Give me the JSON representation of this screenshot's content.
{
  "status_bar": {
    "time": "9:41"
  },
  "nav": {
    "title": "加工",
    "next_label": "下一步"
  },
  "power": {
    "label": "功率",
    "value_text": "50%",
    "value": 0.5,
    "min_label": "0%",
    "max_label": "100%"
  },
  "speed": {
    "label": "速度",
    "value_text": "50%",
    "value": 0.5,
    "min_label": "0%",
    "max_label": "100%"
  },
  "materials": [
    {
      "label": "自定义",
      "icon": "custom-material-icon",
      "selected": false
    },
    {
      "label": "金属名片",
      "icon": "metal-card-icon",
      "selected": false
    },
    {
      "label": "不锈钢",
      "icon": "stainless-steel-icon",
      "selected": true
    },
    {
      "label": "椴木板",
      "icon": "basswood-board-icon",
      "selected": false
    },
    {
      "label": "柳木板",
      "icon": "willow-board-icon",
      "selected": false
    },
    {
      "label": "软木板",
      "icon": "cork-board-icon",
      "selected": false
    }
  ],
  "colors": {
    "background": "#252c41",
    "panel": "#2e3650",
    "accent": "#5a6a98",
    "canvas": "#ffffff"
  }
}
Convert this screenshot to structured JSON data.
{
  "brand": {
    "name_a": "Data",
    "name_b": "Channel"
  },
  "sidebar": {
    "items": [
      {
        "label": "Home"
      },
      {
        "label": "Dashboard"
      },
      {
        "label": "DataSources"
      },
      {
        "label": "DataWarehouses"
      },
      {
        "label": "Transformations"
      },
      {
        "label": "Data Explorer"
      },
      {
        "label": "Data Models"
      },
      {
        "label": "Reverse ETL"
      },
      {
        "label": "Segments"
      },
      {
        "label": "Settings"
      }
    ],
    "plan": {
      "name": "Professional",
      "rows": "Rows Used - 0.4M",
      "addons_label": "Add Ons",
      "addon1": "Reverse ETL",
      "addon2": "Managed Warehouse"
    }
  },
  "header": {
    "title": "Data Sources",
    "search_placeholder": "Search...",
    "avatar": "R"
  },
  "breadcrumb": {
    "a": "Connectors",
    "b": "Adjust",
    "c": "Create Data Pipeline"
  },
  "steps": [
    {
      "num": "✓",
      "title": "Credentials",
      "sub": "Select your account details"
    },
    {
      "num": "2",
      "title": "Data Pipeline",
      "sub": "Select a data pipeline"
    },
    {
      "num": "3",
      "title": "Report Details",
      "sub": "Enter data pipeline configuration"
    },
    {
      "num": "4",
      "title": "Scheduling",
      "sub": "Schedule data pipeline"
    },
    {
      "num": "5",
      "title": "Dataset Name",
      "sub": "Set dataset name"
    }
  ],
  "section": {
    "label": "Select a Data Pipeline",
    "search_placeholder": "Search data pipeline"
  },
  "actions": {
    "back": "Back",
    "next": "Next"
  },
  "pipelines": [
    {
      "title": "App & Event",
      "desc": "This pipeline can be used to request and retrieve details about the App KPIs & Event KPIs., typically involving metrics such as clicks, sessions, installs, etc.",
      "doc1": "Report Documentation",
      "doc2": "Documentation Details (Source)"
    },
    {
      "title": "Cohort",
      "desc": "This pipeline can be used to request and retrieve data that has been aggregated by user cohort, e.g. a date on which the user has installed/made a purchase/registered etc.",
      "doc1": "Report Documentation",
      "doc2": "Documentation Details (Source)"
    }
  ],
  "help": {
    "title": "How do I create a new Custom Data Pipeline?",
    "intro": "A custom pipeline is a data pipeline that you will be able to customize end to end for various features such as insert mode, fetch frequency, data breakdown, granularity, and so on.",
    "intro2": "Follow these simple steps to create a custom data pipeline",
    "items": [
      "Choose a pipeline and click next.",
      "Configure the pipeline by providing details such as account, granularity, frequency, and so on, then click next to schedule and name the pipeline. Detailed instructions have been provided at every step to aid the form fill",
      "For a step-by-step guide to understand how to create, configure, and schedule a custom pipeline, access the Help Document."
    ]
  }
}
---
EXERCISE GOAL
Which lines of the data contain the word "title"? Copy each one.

EXPECTED ANSWER
    "title": "加工",
    "title": "Data Sources",
      "title": "Credentials",
      "title": "Data Pipeline",
      "title": "Report Details",
      "title": "Scheduling",
      "title": "Dataset Name",
      "title": "App & Event",
      "title": "Cohort",
    "title": "How do I create a new Custom Data Pipeline?",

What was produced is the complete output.